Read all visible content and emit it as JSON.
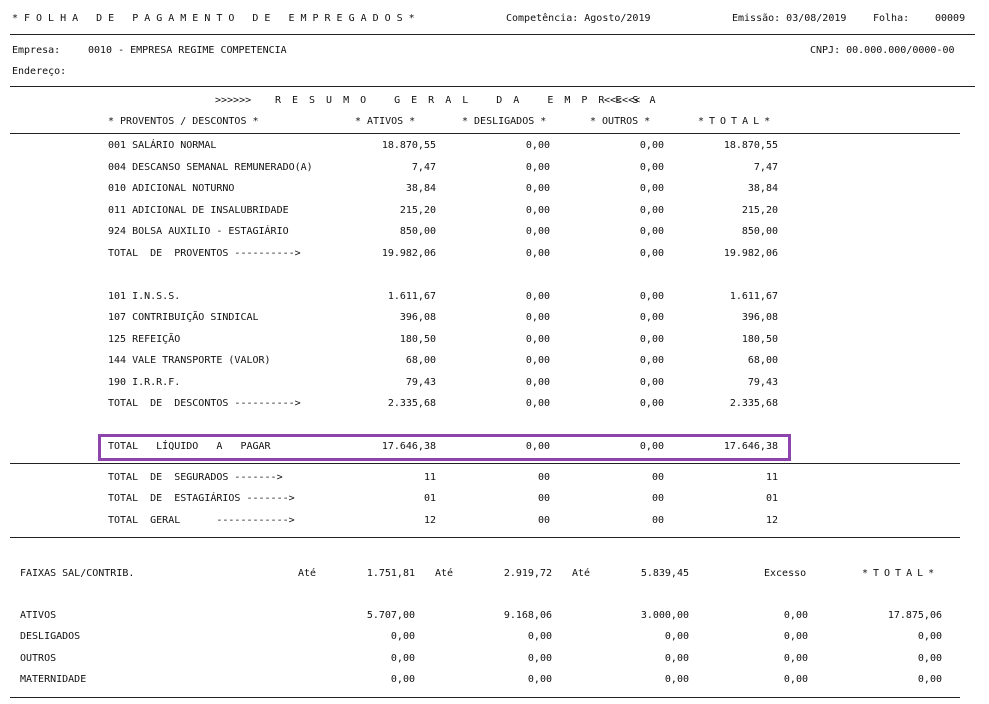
{
  "header": {
    "title": "*FOLHA DE PAGAMENTO DE EMPREGADOS*",
    "competencia": "Competência: Agosto/2019",
    "emissao": "Emissão: 03/08/2019",
    "folha_label": "Folha:",
    "folha_num": "00009"
  },
  "company": {
    "empresa_label": "Empresa:",
    "empresa_value": "0010 - EMPRESA REGIME COMPETENCIA",
    "endereco_label": "Endereço:",
    "cnpj": "CNPJ: 00.000.000/0000-00"
  },
  "resumo": {
    "title_left": ">>>>>>",
    "title": "RESUMO GERAL DA EMPRESA",
    "title_right": "<<<<<<",
    "headers": [
      "* PROVENTOS / DESCONTOS *",
      "* ATIVOS *",
      "* DESLIGADOS *",
      "* OUTROS *",
      "*TOTAL*"
    ],
    "proventos": [
      [
        "001 SALÁRIO NORMAL",
        "18.870,55",
        "0,00",
        "0,00",
        "18.870,55"
      ],
      [
        "004 DESCANSO SEMANAL REMUNERADO(A)",
        "7,47",
        "0,00",
        "0,00",
        "7,47"
      ],
      [
        "010 ADICIONAL NOTURNO",
        "38,84",
        "0,00",
        "0,00",
        "38,84"
      ],
      [
        "011 ADICIONAL DE INSALUBRIDADE",
        "215,20",
        "0,00",
        "0,00",
        "215,20"
      ],
      [
        "924 BOLSA AUXILIO - ESTAGIÁRIO",
        "850,00",
        "0,00",
        "0,00",
        "850,00"
      ],
      [
        "TOTAL  DE  PROVENTOS ---------->",
        "19.982,06",
        "0,00",
        "0,00",
        "19.982,06"
      ]
    ],
    "descontos": [
      [
        "101 I.N.S.S.",
        "1.611,67",
        "0,00",
        "0,00",
        "1.611,67"
      ],
      [
        "107 CONTRIBUIÇÃO SINDICAL",
        "396,08",
        "0,00",
        "0,00",
        "396,08"
      ],
      [
        "125 REFEIÇÃO",
        "180,50",
        "0,00",
        "0,00",
        "180,50"
      ],
      [
        "144 VALE TRANSPORTE (VALOR)",
        "68,00",
        "0,00",
        "0,00",
        "68,00"
      ],
      [
        "190 I.R.R.F.",
        "79,43",
        "0,00",
        "0,00",
        "79,43"
      ],
      [
        "TOTAL  DE  DESCONTOS ---------->",
        "2.335,68",
        "0,00",
        "0,00",
        "2.335,68"
      ]
    ],
    "liquido": [
      "TOTAL   LÍQUIDO   A   PAGAR",
      "17.646,38",
      "0,00",
      "0,00",
      "17.646,38"
    ],
    "counts": [
      [
        "TOTAL  DE  SEGURADOS ------->",
        "11",
        "00",
        "00",
        "11"
      ],
      [
        "TOTAL  DE  ESTAGIÁRIOS ------->",
        "01",
        "00",
        "00",
        "01"
      ],
      [
        "TOTAL  GERAL      ------------>",
        "12",
        "00",
        "00",
        "12"
      ]
    ]
  },
  "faixas": {
    "label": "FAIXAS SAL/CONTRIB.",
    "ate": "Até",
    "f1": "1.751,81",
    "f2": "2.919,72",
    "f3": "5.839,45",
    "excesso": "Excesso",
    "total": "*TOTAL*",
    "rows": [
      [
        "ATIVOS",
        "5.707,00",
        "9.168,06",
        "3.000,00",
        "0,00",
        "17.875,06"
      ],
      [
        "DESLIGADOS",
        "0,00",
        "0,00",
        "0,00",
        "0,00",
        "0,00"
      ],
      [
        "OUTROS",
        "0,00",
        "0,00",
        "0,00",
        "0,00",
        "0,00"
      ],
      [
        "MATERNIDADE",
        "0,00",
        "0,00",
        "0,00",
        "0,00",
        "0,00"
      ]
    ]
  }
}
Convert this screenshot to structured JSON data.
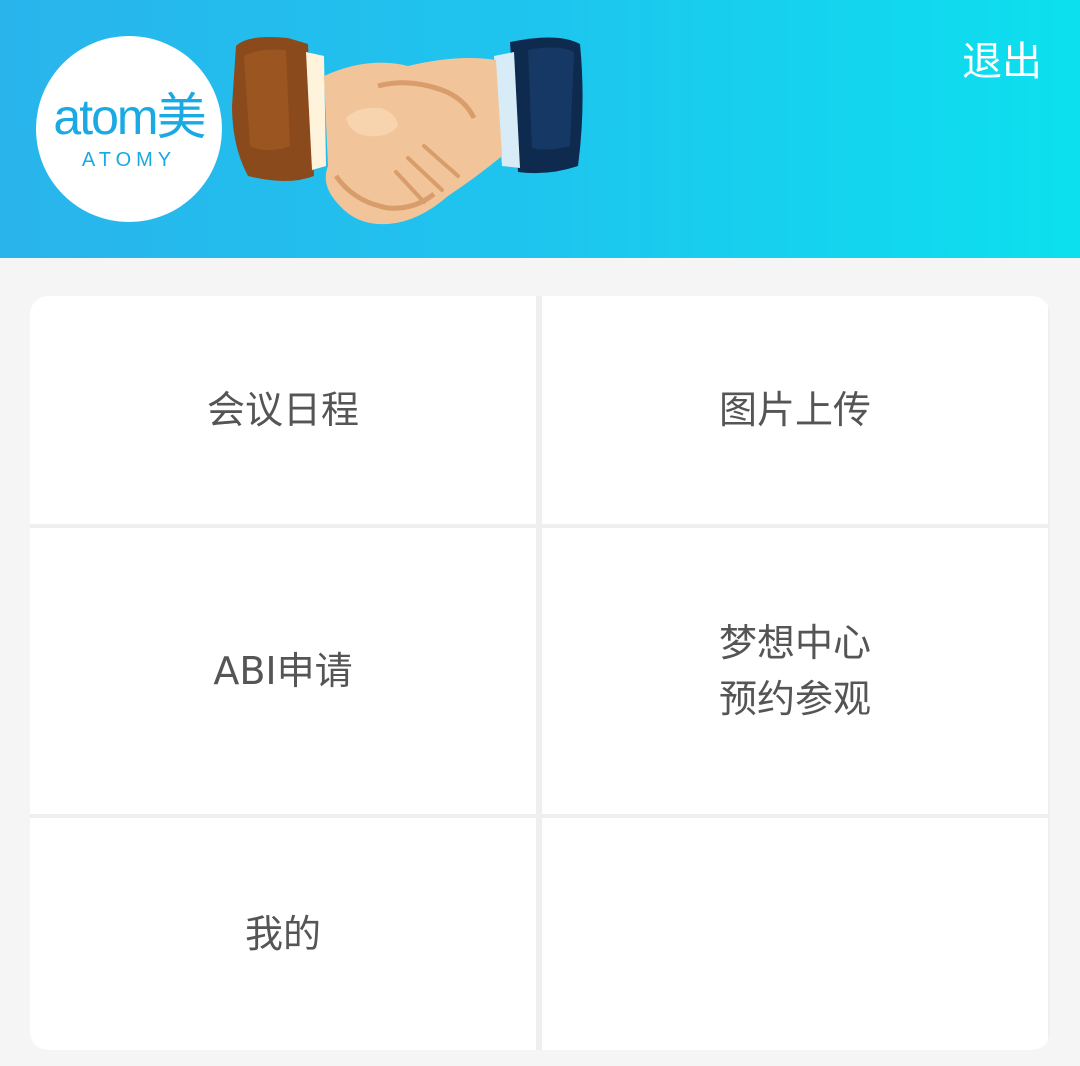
{
  "header": {
    "logo_text": "atom美",
    "logo_subtext": "ATOMY",
    "illustration": "handshake-illustration",
    "logout_label": "退出",
    "gradient_colors": [
      "#29b4ec",
      "#0ce0ee"
    ]
  },
  "menu": {
    "meeting_schedule": "会议日程",
    "photo_upload": "图片上传",
    "abi_apply": "ABI申请",
    "dream_center_line1": "梦想中心",
    "dream_center_line2": "预约参观",
    "mine": "我的"
  },
  "colors": {
    "brand": "#1aa9e2",
    "menu_text": "#555555",
    "page_bg": "#f5f5f5"
  }
}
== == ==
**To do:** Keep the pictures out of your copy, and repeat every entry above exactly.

**Solution:**
Read all visible content and emit it as JSON.
{
  "header": {
    "title": "*FOLHA DE PAGAMENTO DE EMPREGADOS*",
    "competencia": "Competência: Agosto/2019",
    "emissao": "Emissão: 03/08/2019",
    "folha_label": "Folha:",
    "folha_num": "00009"
  },
  "company": {
    "empresa_label": "Empresa:",
    "empresa_value": "0010 - EMPRESA REGIME COMPETENCIA",
    "endereco_label": "Endereço:",
    "cnpj": "CNPJ: 00.000.000/0000-00"
  },
  "resumo": {
    "title_left": ">>>>>>",
    "title": "RESUMO GERAL DA EMPRESA",
    "title_right": "<<<<<<",
    "headers": [
      "* PROVENTOS / DESCONTOS *",
      "* ATIVOS *",
      "* DESLIGADOS *",
      "* OUTROS *",
      "*TOTAL*"
    ],
    "proventos": [
      [
        "001 SALÁRIO NORMAL",
        "18.870,55",
        "0,00",
        "0,00",
        "18.870,55"
      ],
      [
        "004 DESCANSO SEMANAL REMUNERADO(A)",
        "7,47",
        "0,00",
        "0,00",
        "7,47"
      ],
      [
        "010 ADICIONAL NOTURNO",
        "38,84",
        "0,00",
        "0,00",
        "38,84"
      ],
      [
        "011 ADICIONAL DE INSALUBRIDADE",
        "215,20",
        "0,00",
        "0,00",
        "215,20"
      ],
      [
        "924 BOLSA AUXILIO - ESTAGIÁRIO",
        "850,00",
        "0,00",
        "0,00",
        "850,00"
      ],
      [
        "TOTAL  DE  PROVENTOS ---------->",
        "19.982,06",
        "0,00",
        "0,00",
        "19.982,06"
      ]
    ],
    "descontos": [
      [
        "101 I.N.S.S.",
        "1.611,67",
        "0,00",
        "0,00",
        "1.611,67"
      ],
      [
        "107 CONTRIBUIÇÃO SINDICAL",
        "396,08",
        "0,00",
        "0,00",
        "396,08"
      ],
      [
        "125 REFEIÇÃO",
        "180,50",
        "0,00",
        "0,00",
        "180,50"
      ],
      [
        "144 VALE TRANSPORTE (VALOR)",
        "68,00",
        "0,00",
        "0,00",
        "68,00"
      ],
      [
        "190 I.R.R.F.",
        "79,43",
        "0,00",
        "0,00",
        "79,43"
      ],
      [
        "TOTAL  DE  DESCONTOS ---------->",
        "2.335,68",
        "0,00",
        "0,00",
        "2.335,68"
      ]
    ],
    "liquido": [
      "TOTAL   LÍQUIDO   A   PAGAR",
      "17.646,38",
      "0,00",
      "0,00",
      "17.646,38"
    ],
    "counts": [
      [
        "TOTAL  DE  SEGURADOS ------->",
        "11",
        "00",
        "00",
        "11"
      ],
      [
        "TOTAL  DE  ESTAGIÁRIOS ------->",
        "01",
        "00",
        "00",
        "01"
      ],
      [
        "TOTAL  GERAL      ------------>",
        "12",
        "00",
        "00",
        "12"
      ]
    ]
  },
  "faixas": {
    "label": "FAIXAS SAL/CONTRIB.",
    "ate": "Até",
    "f1": "1.751,81",
    "f2": "2.919,72",
    "f3": "5.839,45",
    "excesso": "Excesso",
    "total": "*TOTAL*",
    "rows": [
      [
        "ATIVOS",
        "5.707,00",
        "9.168,06",
        "3.000,00",
        "0,00",
        "17.875,06"
      ],
      [
        "DESLIGADOS",
        "0,00",
        "0,00",
        "0,00",
        "0,00",
        "0,00"
      ],
      [
        "OUTROS",
        "0,00",
        "0,00",
        "0,00",
        "0,00",
        "0,00"
      ],
      [
        "MATERNIDADE",
        "0,00",
        "0,00",
        "0,00",
        "0,00",
        "0,00"
      ]
    ]
  }
}
Convert this screenshot to structured JSON data.
{
  "header": {
    "logo_text": "atom美",
    "logo_subtext": "ATOMY",
    "illustration": "handshake-illustration",
    "logout_label": "退出",
    "gradient_colors": [
      "#29b4ec",
      "#0ce0ee"
    ]
  },
  "menu": {
    "meeting_schedule": "会议日程",
    "photo_upload": "图片上传",
    "abi_apply": "ABI申请",
    "dream_center_line1": "梦想中心",
    "dream_center_line2": "预约参观",
    "mine": "我的"
  },
  "colors": {
    "brand": "#1aa9e2",
    "menu_text": "#555555",
    "page_bg": "#f5f5f5"
  }
}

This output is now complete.